(Interface dataset entries)

□ □ □

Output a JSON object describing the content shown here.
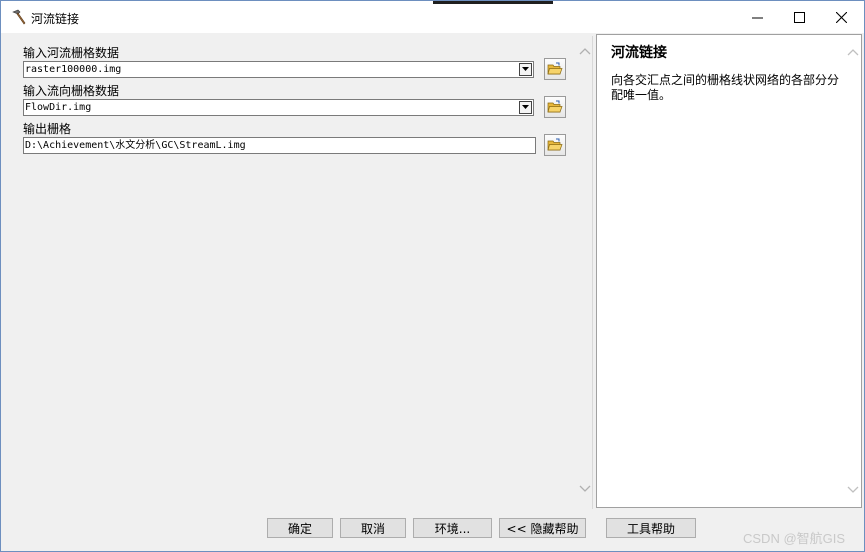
{
  "window": {
    "title": "河流链接",
    "icon": "hammer-icon"
  },
  "form": {
    "stream_raster_label": "输入河流栅格数据",
    "stream_raster_value": "raster100000.img",
    "flowdir_raster_label": "输入流向栅格数据",
    "flowdir_raster_value": "FlowDir.img",
    "output_raster_label": "输出栅格",
    "output_raster_value": "D:\\Achievement\\水文分析\\GC\\StreamL.img"
  },
  "help": {
    "title": "河流链接",
    "body": "向各交汇点之间的栅格线状网络的各部分分配唯一值。"
  },
  "buttons": {
    "ok": "确定",
    "cancel": "取消",
    "environments": "环境...",
    "hide_help": "<< 隐藏帮助",
    "tool_help": "工具帮助"
  },
  "watermark": "CSDN @智航GIS",
  "colors": {
    "window_border": "#6d8fbf",
    "folder_yellow": "#f2c14e"
  }
}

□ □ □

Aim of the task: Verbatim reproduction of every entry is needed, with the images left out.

Solution to this problem:
Output a JSON object describing the content shown here.
{
  "window": {
    "title": "河流链接",
    "icon": "hammer-icon"
  },
  "form": {
    "stream_raster_label": "输入河流栅格数据",
    "stream_raster_value": "raster100000.img",
    "flowdir_raster_label": "输入流向栅格数据",
    "flowdir_raster_value": "FlowDir.img",
    "output_raster_label": "输出栅格",
    "output_raster_value": "D:\\Achievement\\水文分析\\GC\\StreamL.img"
  },
  "help": {
    "title": "河流链接",
    "body": "向各交汇点之间的栅格线状网络的各部分分配唯一值。"
  },
  "buttons": {
    "ok": "确定",
    "cancel": "取消",
    "environments": "环境...",
    "hide_help": "<< 隐藏帮助",
    "tool_help": "工具帮助"
  },
  "watermark": "CSDN @智航GIS",
  "colors": {
    "window_border": "#6d8fbf",
    "folder_yellow": "#f2c14e"
  }
}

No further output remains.